Before purchasing timeshare, take some time out of your day to read about the top 10 signs of timeshare scams. Be wise enough not to be fooled.
- Having to pay for your timeshare gift
The first warning sign of a timeshare scam is if you are made to pay for your timeshare incentive gift. Genuine timeshare companies encourage potential clients to attend a timeshare presentation by offering incentive gifts. Genuine timeshare companies will not make your pay for these gifts, unless they come as a discount for something like a restaurant or tour, in which case you will pay the remainder.
- Not the resort you signed up for
The second most alarming sign that you are about to be involved in a timeshare scam is if you are taken to a resort that is not the same as advertized by your original agent.
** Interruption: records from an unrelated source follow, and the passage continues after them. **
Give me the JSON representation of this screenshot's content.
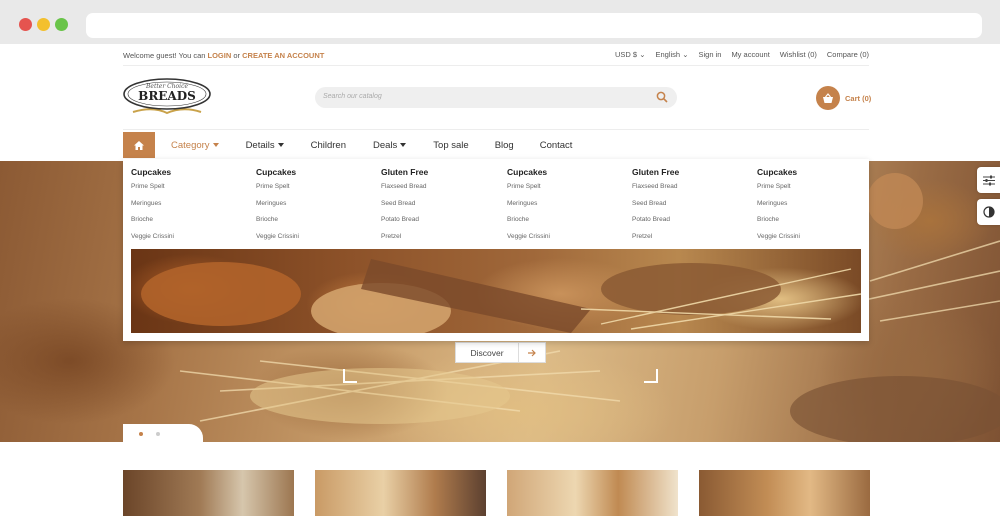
{
  "topbar": {
    "welcome_prefix": "Welcome guest! You can",
    "login": "LOGIN",
    "or": "or",
    "create_account": "CREATE AN ACCOUNT",
    "currency": "USD $",
    "language": "English",
    "sign_in": "Sign in",
    "my_account": "My account",
    "wishlist": "Wishlist (0)",
    "compare": "Compare (0)"
  },
  "logo": {
    "line1": "Better Choice",
    "line2": "BREADS"
  },
  "search": {
    "placeholder": "Search our catalog"
  },
  "cart": {
    "label": "Cart (0)"
  },
  "nav": {
    "items": [
      {
        "label": "Category",
        "dropdown": true
      },
      {
        "label": "Details",
        "dropdown": true
      },
      {
        "label": "Children"
      },
      {
        "label": "Deals",
        "dropdown": true
      },
      {
        "label": "Top sale"
      },
      {
        "label": "Blog"
      },
      {
        "label": "Contact"
      }
    ]
  },
  "mega_menu": {
    "columns": [
      {
        "title": "Cupcakes",
        "links": [
          "Prime Spelt",
          "Meringues",
          "Brioche",
          "Veggie Crissini"
        ]
      },
      {
        "title": "Cupcakes",
        "links": [
          "Prime Spelt",
          "Meringues",
          "Brioche",
          "Veggie Crissini"
        ]
      },
      {
        "title": "Gluten Free",
        "links": [
          "Flaxseed Bread",
          "Seed Bread",
          "Potato Bread",
          "Pretzel"
        ]
      },
      {
        "title": "Cupcakes",
        "links": [
          "Prime Spelt",
          "Meringues",
          "Brioche",
          "Veggie Crissini"
        ]
      },
      {
        "title": "Gluten Free",
        "links": [
          "Flaxseed Bread",
          "Seed Bread",
          "Potato Bread",
          "Pretzel"
        ]
      },
      {
        "title": "Cupcakes",
        "links": [
          "Prime Spelt",
          "Meringues",
          "Brioche",
          "Veggie Crissini"
        ]
      }
    ]
  },
  "hero": {
    "button": "Discover"
  },
  "colors": {
    "accent": "#c5824b"
  }
}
That is, you think that you are attending a presentation at a particular hotel, but then at the last minute your taxi driver takes you to a different place. Always insist on going to the location that you agreed to go.
- Offsite Offices
After your presentation, some timeshare scammers may take you to a different office away from the resort that you have viewed to prepare your “timeshare contract.” You may even be offered a cheaper deal there to encourage you to sign. This kind of behaviour is sure to be a scam. You will find that you hand over cash and then be left with a fake timeshare membership at a non-existent timeshare resort.
- Contract to be sent in the post
Another sign you are walking into a timeshare scam if if you are encouraged to hand over money for your timeshare membership before you have seen, read or signed a contract. If the timeshare company hasn’t provided you with a valid contract, you are in a danger of finding yourself involved in a scam.
- Online scammers
Purchasing a timeshare resale online can pose a great risk due to the way that scammers can manipulate modern technology these days. Better to find out about the company you’re dealing with first; it can be your best protection against being scammed.
- Timeshare companies claiming to cancel your timeshare
There are timeshare scam companies that will tell you that cancellation after the cooling off period is possible with a fee. Remember that this can’t be done, and most likely you’re dealing with a fraudulent timeshare company.
- Asking for Upfront Fees
A sure sign of a timeshare scam is when a company asks you for upfront fees. When the time comes and you want to rent or sell your timeshare, you will find a number of timeshare companies that offer their services for an upfront fee. As a rule, those timeshare companies taking commissions after the successful rental or sale of your timeshare are a better bet.
- Phone calls out of the blue
Receiving phone calls out of the blue offering to sell, rent or buy your timeshare is a good sign of a scam. If you have not approached a company for information regarding this, this kind of call is a sign of a potential timeshare scam.
- Upgrading or purchasing your old timeshare as down payment
It’s very unlikely that a true timeshare company can include an option of letting you trade your membership to one of their competitors, especially after the cooling off period. If you are offered this, it is probably a timeshare scam, so stay away from such offers.
- Being taken to a different venue
When someone introduced himself as a salesperson of a particular resort, but takes you to another venue with a different name during the timeshare presentation, it can be a tell-tale sign that you are heading into a timeshare scam. Always check the name of the resort where you are supposed to be heading.